A victorious Premier Daniel Andrews has told supporters "hope always defeats hate" and the Victorian election was a resounding vote for a strong, stable majority Labor government.
"Reforming giant and Labor icon Paul Keating once said to me, 'son, leadership is not about doing what is popular, leadership is about doing what is right,'" he said at a party in his Melbourne electorate of Mulgrave.
"Essentially, he was telling me that leadership is about doing what matters and that's exactly what the people of this great state have endorsed today."
Much of the election was fought as a referendum on Mr Andrews, who became a divisive figure during the COVID-19 pandemic over his handling of six lockdowns, hotel quarantine failures and vaccine mandates.
Mr Andrews referenced the one-in-100-year event in his speech, noting Victorians' kindness, compassion, connection and readiness to get vaccinated "because vaccines work".
"Because, as a community we were not, as some would say, divided, we were instead united in our faith in science and in our faith and care for and in each other," he said.
During the campaign, Labor promised to bring back a renewables-only State Electricity Commission, build new hospitals, improve women's health and to expand TAFE.
"We will deliver each and every element of our positive plan to benefit each and every Victorian. No matter how you voted," Mr Andrews said.
At about 10.50pm on Saturday, Matthew Guy conceded defeat at the Doncaster Bowls Club where Liberals supporters had grown increasingly deflated as the night wore on.
It was the second time in four years he had to phone his political foe to admit defeat but he did not let on as to whether he would stay on as leader.
"It is important that post this election that we come together as Victorians know that the best of our state should be ahead of us, not behind us," Mr Guy said.
"There have been some truly tremendous swings to our side of politics in Melbourne's north and west, swings above 15 per cent approaching 20 per cent in Melbourne's northern and western suburbs."

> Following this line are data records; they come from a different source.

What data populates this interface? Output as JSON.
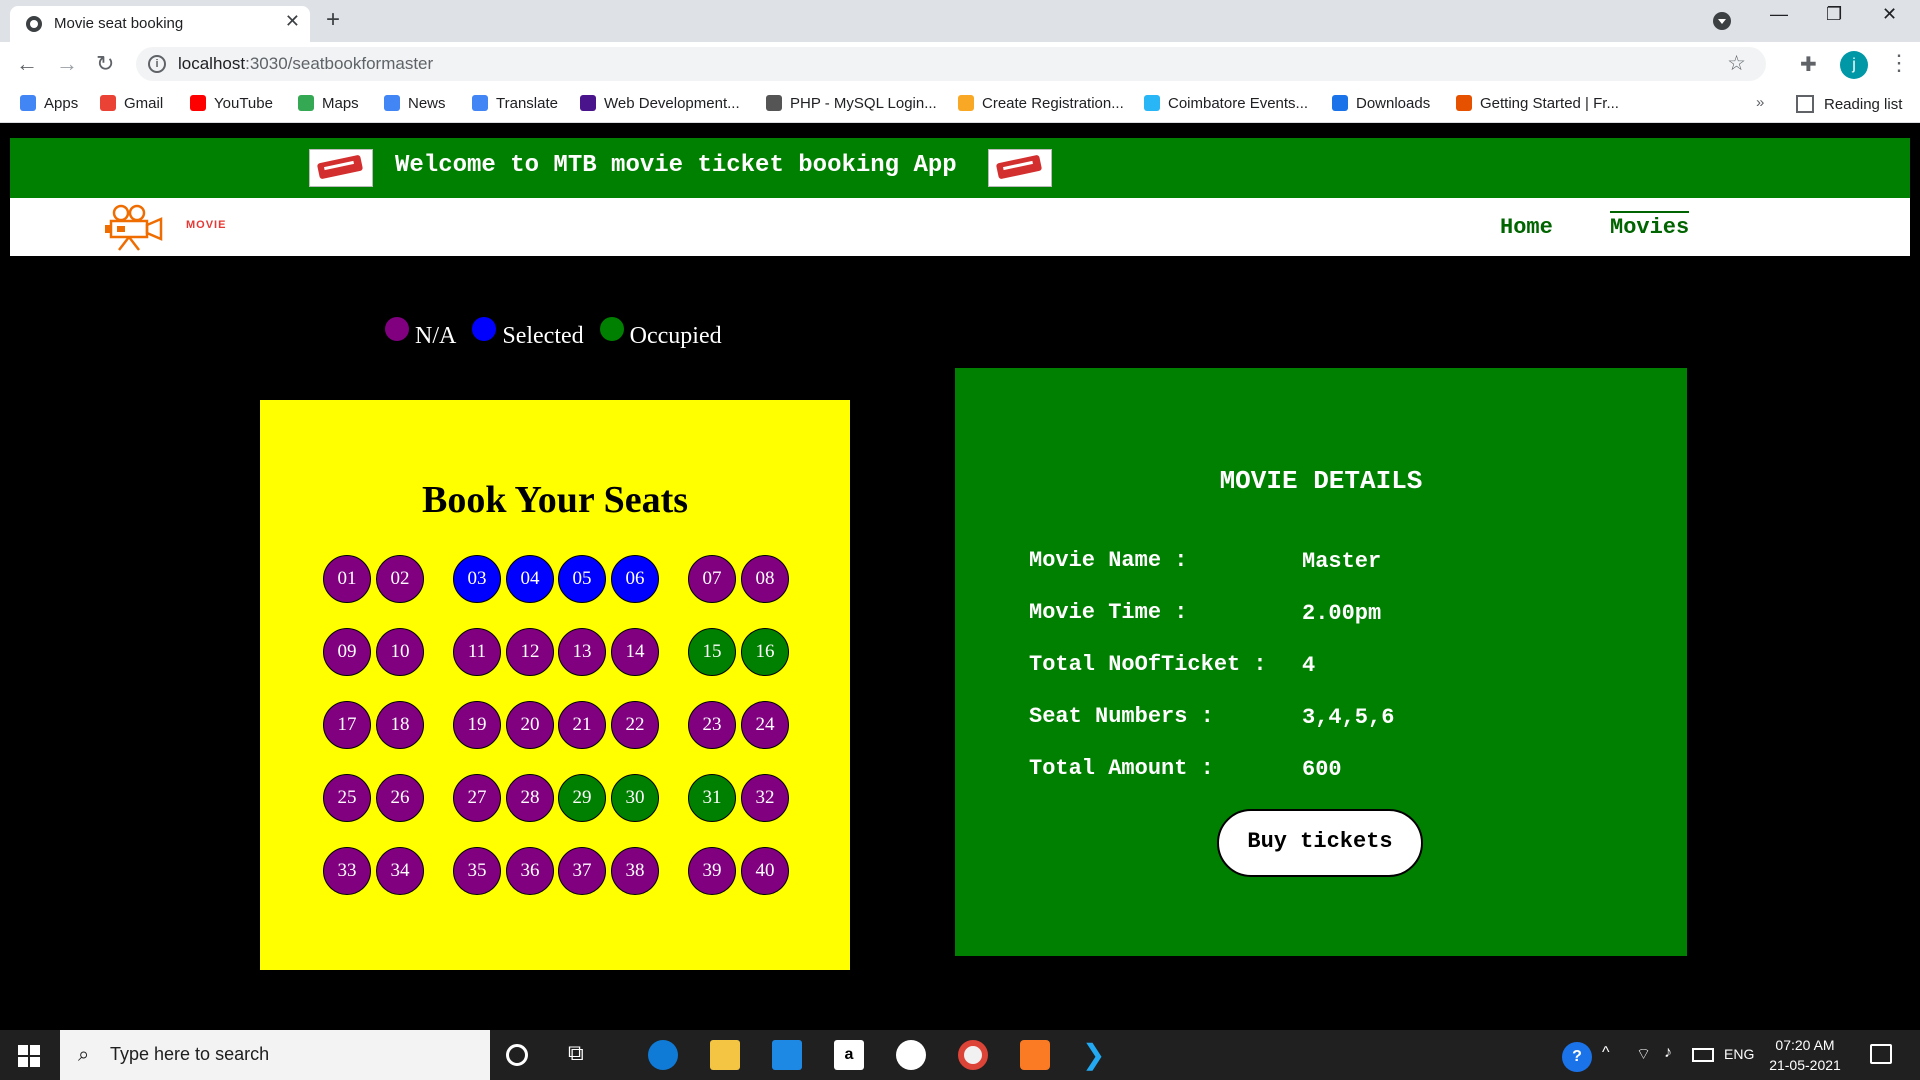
{
  "browser": {
    "tab_title": "Movie seat booking",
    "url_host": "localhost",
    "url_path": ":3030/seatbookformaster",
    "bookmarks": [
      {
        "label": "Apps",
        "color": "#ea4335"
      },
      {
        "label": "Gmail",
        "color": "#ea4335"
      },
      {
        "label": "YouTube",
        "color": "#ff0000"
      },
      {
        "label": "Maps",
        "color": "#34a853"
      },
      {
        "label": "News",
        "color": "#4285f4"
      },
      {
        "label": "Translate",
        "color": "#4285f4"
      },
      {
        "label": "Web Development...",
        "color": "#4a148c"
      },
      {
        "label": "PHP - MySQL Login...",
        "color": "#555555"
      },
      {
        "label": "Create Registration...",
        "color": "#f9a825"
      },
      {
        "label": "Coimbatore Events...",
        "color": "#29b6f6"
      },
      {
        "label": "Downloads",
        "color": "#1a73e8"
      },
      {
        "label": "Getting Started | Fr...",
        "color": "#e65100"
      }
    ],
    "bookmarks_more": "»",
    "reading_list": "Reading list",
    "profile_initial": "j"
  },
  "app": {
    "banner_text": "Welcome to MTB movie ticket booking App",
    "logo_text": "MOVIE",
    "nav": {
      "home": "Home",
      "movies": "Movies"
    },
    "legend": [
      {
        "label": "N/A",
        "color": "#800080"
      },
      {
        "label": "Selected",
        "color": "#0000ff"
      },
      {
        "label": "Occupied",
        "color": "#008000"
      }
    ],
    "seat_title": "Book Your Seats",
    "seats": [
      {
        "n": "01",
        "s": "na"
      },
      {
        "n": "02",
        "s": "na"
      },
      {
        "n": "03",
        "s": "selected"
      },
      {
        "n": "04",
        "s": "selected"
      },
      {
        "n": "05",
        "s": "selected"
      },
      {
        "n": "06",
        "s": "selected"
      },
      {
        "n": "07",
        "s": "na"
      },
      {
        "n": "08",
        "s": "na"
      },
      {
        "n": "09",
        "s": "na"
      },
      {
        "n": "10",
        "s": "na"
      },
      {
        "n": "11",
        "s": "na"
      },
      {
        "n": "12",
        "s": "na"
      },
      {
        "n": "13",
        "s": "na"
      },
      {
        "n": "14",
        "s": "na"
      },
      {
        "n": "15",
        "s": "occupied"
      },
      {
        "n": "16",
        "s": "occupied"
      },
      {
        "n": "17",
        "s": "na"
      },
      {
        "n": "18",
        "s": "na"
      },
      {
        "n": "19",
        "s": "na"
      },
      {
        "n": "20",
        "s": "na"
      },
      {
        "n": "21",
        "s": "na"
      },
      {
        "n": "22",
        "s": "na"
      },
      {
        "n": "23",
        "s": "na"
      },
      {
        "n": "24",
        "s": "na"
      },
      {
        "n": "25",
        "s": "na"
      },
      {
        "n": "26",
        "s": "na"
      },
      {
        "n": "27",
        "s": "na"
      },
      {
        "n": "28",
        "s": "na"
      },
      {
        "n": "29",
        "s": "occupied"
      },
      {
        "n": "30",
        "s": "occupied"
      },
      {
        "n": "31",
        "s": "occupied"
      },
      {
        "n": "32",
        "s": "na"
      },
      {
        "n": "33",
        "s": "na"
      },
      {
        "n": "34",
        "s": "na"
      },
      {
        "n": "35",
        "s": "na"
      },
      {
        "n": "36",
        "s": "na"
      },
      {
        "n": "37",
        "s": "na"
      },
      {
        "n": "38",
        "s": "na"
      },
      {
        "n": "39",
        "s": "na"
      },
      {
        "n": "40",
        "s": "na"
      }
    ],
    "details": {
      "title": "MOVIE DETAILS",
      "rows": [
        {
          "label": "Movie Name :",
          "value": "Master"
        },
        {
          "label": "Movie Time :",
          "value": "2.00pm"
        },
        {
          "label": "Total NoOfTicket :",
          "value": "4"
        },
        {
          "label": "Seat Numbers :",
          "value": "3,4,5,6"
        },
        {
          "label": "Total Amount :",
          "value": "600"
        }
      ],
      "buy_label": "Buy tickets"
    }
  },
  "taskbar": {
    "search_placeholder": "Type here to search",
    "lang": "ENG",
    "time": "07:20 AM",
    "date": "21-05-2021"
  }
}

As of midnight, Labor was forecast by the Victorian Electoral Commission to hold 48 seats in the lower house, with the Liberals on course for 13.
"Congratulations @DanielAndrewsMP, what a great win," Prime Minister Anthony Albanese tweeted soon after the result became clear.
While Labor retained government, the night saw multiple seats change hands.
Former Strictly Ballroom star Paul Mercurio clinched the seat of Hastings southeast of Melbourne for Labor from the Liberals.
But former professional tennis player Sam Groth declared victory in the seat of Nepean on the Mornington Peninsula, prying it from Labor early in the count.
The Nationals looked set to reclaim the regional seats of Mildura and Shepparton from independents.
So-called teal independents were in the box seat to take over Hawthorn and Mornington.
The Greens retained its three seats in Melbourne, Brunswick and Prahran, as well as the inner-city electorates of Richmond and Northcote.
The minor party had also put up strong challenges in the Labor-held seats of Preston, Footscray, Pascoe Vale and Albert Park.
Earlier on Saturday, some Victorians had to hand-write votes on blank ballot papers as a number of centres ran out on election day.
The Victorian Electoral Commission tweeted the blank ballots were an "acceptable approach" given the situation.
Polls closed at 6pm on Saturday, after weeks of early voting in which nearly two million Victorians pre-polled.
Almost half of the 4.4 million enrolled Victorians had already cast their ballots at early voting centres or by post, leading to a warning from the electoral commission it could delay results on election night.
As of midnight, the commission had counted 62 per cent of ballots.